Some technologies are only effective at certain stages of rehab, such as when the patientnhas some active movement in the fingers or wrist. The Amadeo has programs to provide therapy which is completely passive (no active movement), assisted when some movement is possible and fully interactive, for when movment needs to be refined and practiced.
The robot has the ability to provide intensive therapy, hundreds of movments can be completed in a single session, upto 10 times the amount completed with existing devices and much greater than hands on therapy. This intensity increases the possibility of reconnecting neural pathways.
Rehab can be very boring and repetitve. This makes motivation to train even harder. By introducing simple therapy games with various difficulty levels, patients focus pay more attention. Young and Older patients can find their therapy is much more immersive.
4. Individual Fingers
The Amadeo does not only open and close the hand, you can control individual fingers. This becomes important as some fingers recover first and need to be controled or restricted to encourage the weaker ones.
5. Cognitive Training
The hand robot has a suite of therapy programs designed to support cognitive training while moving the hands.
Its difficult to evaluate the hand but the amadeo has assessments for range of movement, force, tone and spasticity. All for the individual fingers
This data provides the clinician and patients with reports to show progress and encourage training through motivation!
On the 25th April 2017 the National Institute for Health Research published a report stating repetitive task training can help recovery after stroke.
Following a stroke, people who received repetitive task training showed greater improvements in performing functional tasks, such as picking up a cup, standing up and walking. These improvements were sustained for up to six months.
Disability following stroke is common, affecting around half of all stroke survivors. This NIHR-funded review of over thirty trials found that repetitive task training provided small gains in arm and leg function, balance and walking distance (about 35 metres).
We do not yet know the optimum number of sessions, or the ideal duration or intensity.
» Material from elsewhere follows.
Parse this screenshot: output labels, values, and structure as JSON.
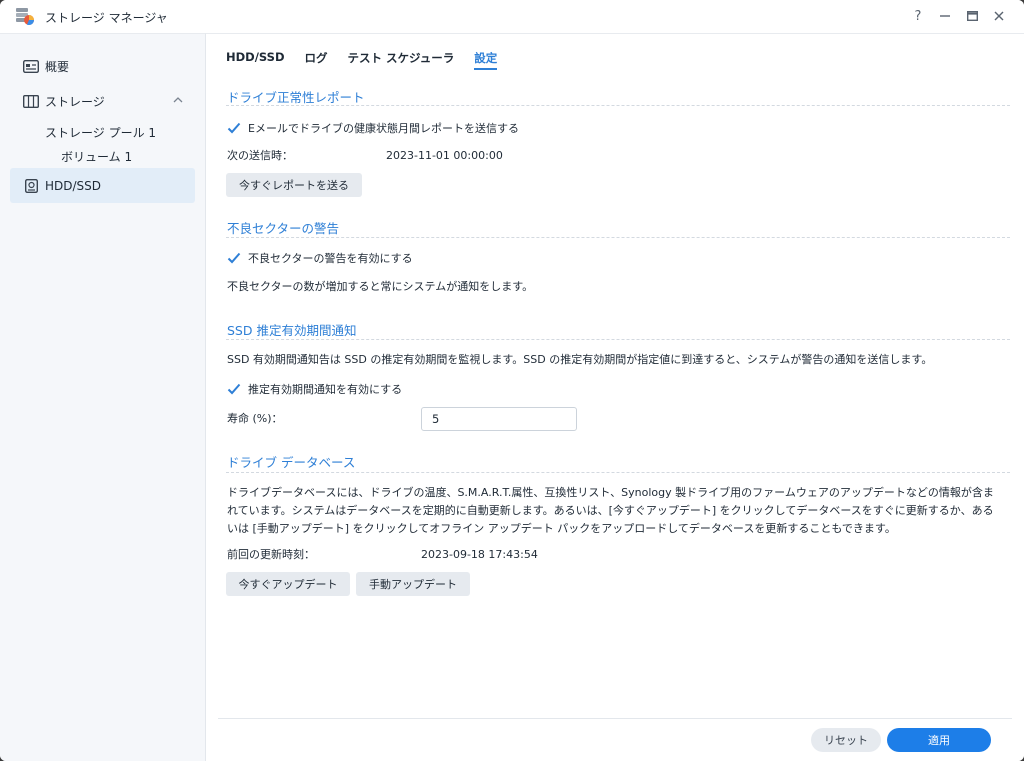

However, it is a versatile and relatively easy intervention which can be delivered by physiotherapists/occupational therapists in groups, individually, in hospital, in the community or at home. Depending on the nature of the exercise, there is also potential for people to continue to practice on their own or with carer support.
This review shows that it can help people to improve functionality and mobility .
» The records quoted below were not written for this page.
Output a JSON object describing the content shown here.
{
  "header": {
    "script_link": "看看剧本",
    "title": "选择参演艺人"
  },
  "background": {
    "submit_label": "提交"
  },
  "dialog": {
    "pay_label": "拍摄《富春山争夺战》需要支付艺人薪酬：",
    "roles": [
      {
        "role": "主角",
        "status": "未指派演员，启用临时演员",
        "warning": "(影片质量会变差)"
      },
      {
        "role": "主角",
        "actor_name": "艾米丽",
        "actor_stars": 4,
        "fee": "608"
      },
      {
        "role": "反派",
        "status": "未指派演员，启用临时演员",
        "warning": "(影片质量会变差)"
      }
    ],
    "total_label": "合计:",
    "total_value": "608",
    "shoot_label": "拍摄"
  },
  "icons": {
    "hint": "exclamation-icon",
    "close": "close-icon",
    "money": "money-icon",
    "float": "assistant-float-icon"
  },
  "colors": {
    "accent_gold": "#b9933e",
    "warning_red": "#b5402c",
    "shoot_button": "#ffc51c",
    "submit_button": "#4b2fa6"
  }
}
To read more please follow the link to the full article https://discover.dc.nihr.ac.uk/portal/article/4000640/repetitive-task-training-can-help-recovery-aft...
The Annual meeting of the Clinical TMS Society provides an unique opportunity to connect at an international gathering of TMS providers and researchers set alongside both the American Psychiatric Association and International Society for ECT and Neuromodulation meetings.
If you are in San Diego, come and along and meet the MagVenture Team.
For more information about TMS for your hospital or clinic, please email email@example.com